This April 2011 survey was conducted online within the United States by Harris Interactive via its QuickQuery(SM) online omnibus service on behalf of Trulia between April 15-19, 2011 among 2,018 U.S. adults aged 18 years and older. The sample included 1,257 homeowners, 906 of whom currently have a mortgage, and 704 renters. Figures for age, sex, race/ethnicity, education, region and household income were weighted where necessary to bring them into line with their actual proportions in the population. Propensity score weighting was used to adjust for respondents' propensity to be online. This online survey is not based on a probability sample and therefore no estimate of theoretical sampling error can be calculated. Click here for the full methodology.
About Trulia, Inc.
Trulia is the fastest growing online real estate resource, empowering buyers, sellers and renters with smarter tools to help them find the right home. Trulia helps you find the home that best meets your specific needs. Our smart and personalized real estate search experience brings together local information, community insights, market data and national listings all in one place. Trulia is headquartered in downtown San Francisco and is backed by Accel Partners and Sequoia Capital.
About RealtyTrac Inc.
RealtyTrac is the leading online marketplace of foreclosure properties, with more than 2 million default, auction and bank-owned listings from over 2,200 U.S. counties, along with detailed property, loan and home sales data. Hosting more than 3 million unique monthly visitors, RealtyTrac provides innovative technology solutions and practical education resources to facilitate buying, selling and investing in real estate. RealtyTrac's foreclosure data has also been used by the Federal Reserve, FBI, U.S. Senate Joint Economic Committee and Banking Committee, U.S. Treasury Department, and numerous state housing and banking departments to help evaluate foreclosure trends and address policy issues related to foreclosures.

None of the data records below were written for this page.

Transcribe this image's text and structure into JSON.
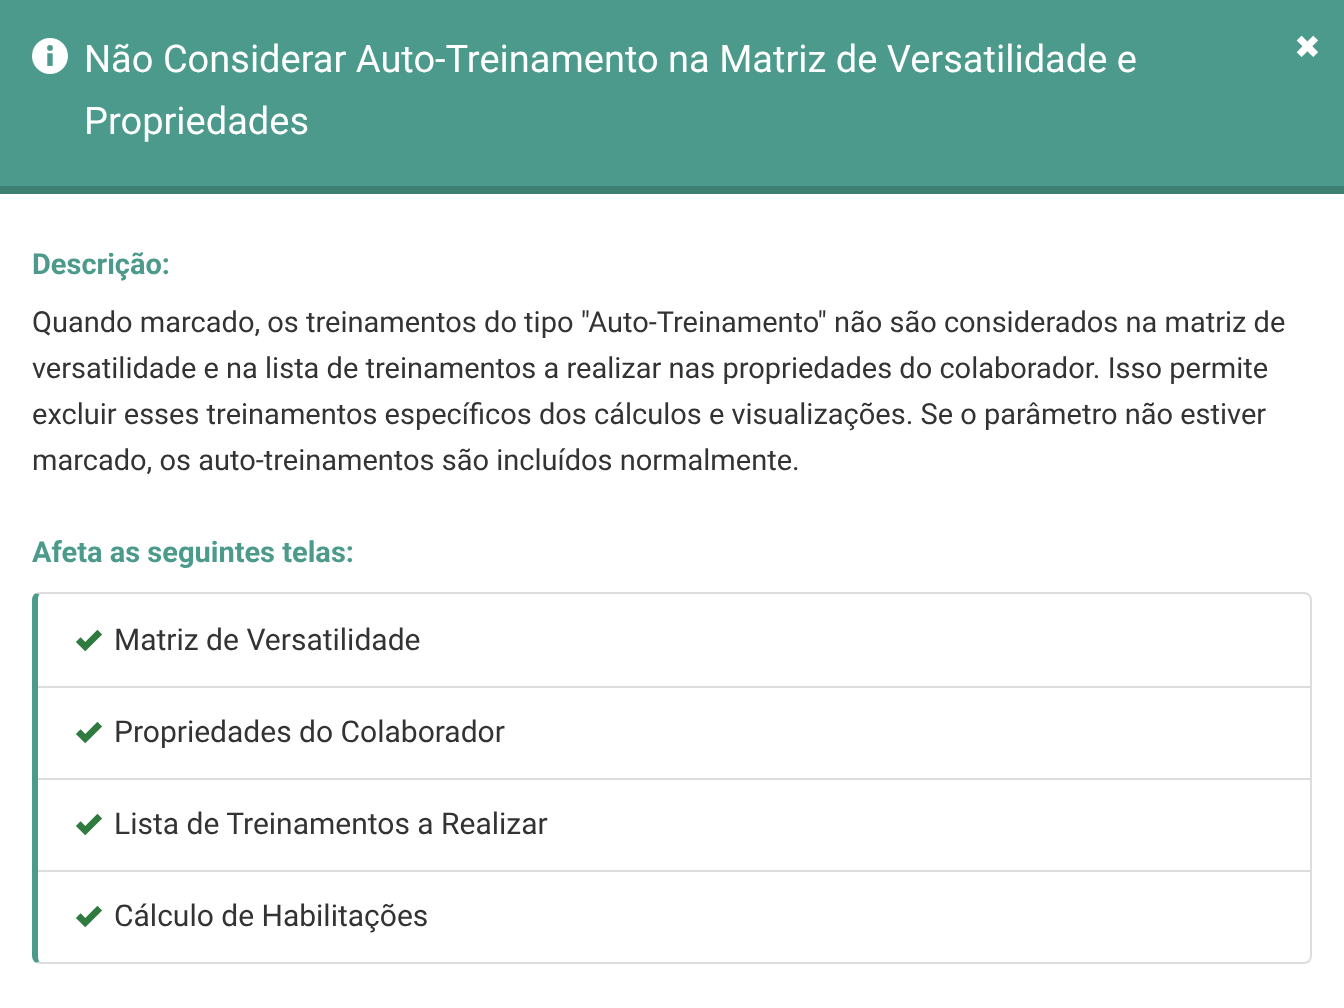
{
  "dialog": {
    "title": "Não Considerar Auto-Treinamento na Matriz de Versatilidade e Propriedades",
    "close": "✖"
  },
  "description": {
    "label": "Descrição:",
    "text": "Quando marcado, os treinamentos do tipo \"Auto-Treinamento\" não são considerados na matriz de versatilidade e na lista de treinamentos a realizar nas propriedades do colaborador. Isso permite excluir esses treinamentos específicos dos cálculos e visualizações. Se o parâmetro não estiver marcado, os auto-treinamentos são incluídos normalmente."
  },
  "affected": {
    "label": "Afeta as seguintes telas:",
    "items": [
      {
        "label": "Matriz de Versatilidade"
      },
      {
        "label": "Propriedades do Colaborador"
      },
      {
        "label": "Lista de Treinamentos a Realizar"
      },
      {
        "label": "Cálculo de Habilitações"
      }
    ]
  }
}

About Harris Interactive
Harris Interactive is one of the world's leading custom market research firms, leveraging research, technology, and business acumen to transform relevant insight into actionable foresight. Known widely for the Harris Poll and for pioneering innovative research methodologies, Harris offers expertise in a wide range of industries including healthcare, technology, public affairs, energy, telecommunications, financial services, insurance, media, retail, restaurant, and consumer package goods. Serving clients in over 215 countries and territories through our North American, European, and Asian offices and a network of independent market research firms, Harris specializes in delivering research solutions that help us -- and our clients -- stay ahead of what's next. For more information, please visit www.harrisinteractive.com.
(1) S&P/Case-Shiller Home Price Indices, published April 26, 2011

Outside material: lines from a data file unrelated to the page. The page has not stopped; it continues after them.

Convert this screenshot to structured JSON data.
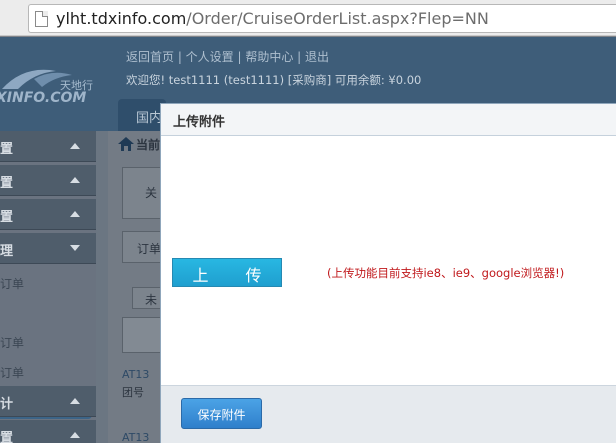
{
  "browser": {
    "url_host": "ylht.tdxinfo.com",
    "url_path": "/Order/CruiseOrderList.aspx?Flep=NN"
  },
  "site": {
    "logo_cn": "天地行",
    "logo_en": "XINFO.COM",
    "top_links": "返回首页 | 个人设置 | 帮助中心 | 退出",
    "welcome": "欢迎您! test1111 (test1111) [采购商] 可用余额: ¥0.00",
    "nav_tab": "国内",
    "menu": [
      {
        "label": "置",
        "state": "up"
      },
      {
        "label": "置",
        "state": "up"
      },
      {
        "label": "置",
        "state": "up"
      },
      {
        "label": "理",
        "state": "down"
      }
    ],
    "menu_subitems": [
      "订单",
      "管理",
      "订单",
      "订单"
    ],
    "menu_footer": [
      {
        "label": "计",
        "state": "up"
      },
      {
        "label": "置",
        "state": "up"
      }
    ],
    "breadcrumb": "当前",
    "content_box1": "关",
    "content_box2": "订单",
    "content_tab": "未",
    "content_rows": [
      "AT13",
      "团号",
      "AT13"
    ]
  },
  "modal": {
    "title": "上传附件",
    "upload_button": "上 传",
    "upload_note": "(上传功能目前支持ie8、ie9、google浏览器!)",
    "save_button": "保存附件"
  },
  "colors": {
    "upload_button": "#1fa7d6",
    "save_button": "#3b8fd8",
    "note_text": "#c0181b"
  }
}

(2) Survey conducted online for Trulia and RealtyTrac by Harris Interactive from November 2-4, 2010
(3) The percentage of Americans who believed recovery would happen in 2010 during the November 2010 survey were bundled into the "Already Recovered" category in order to do a year-over-year comparison with the April 2011 survey.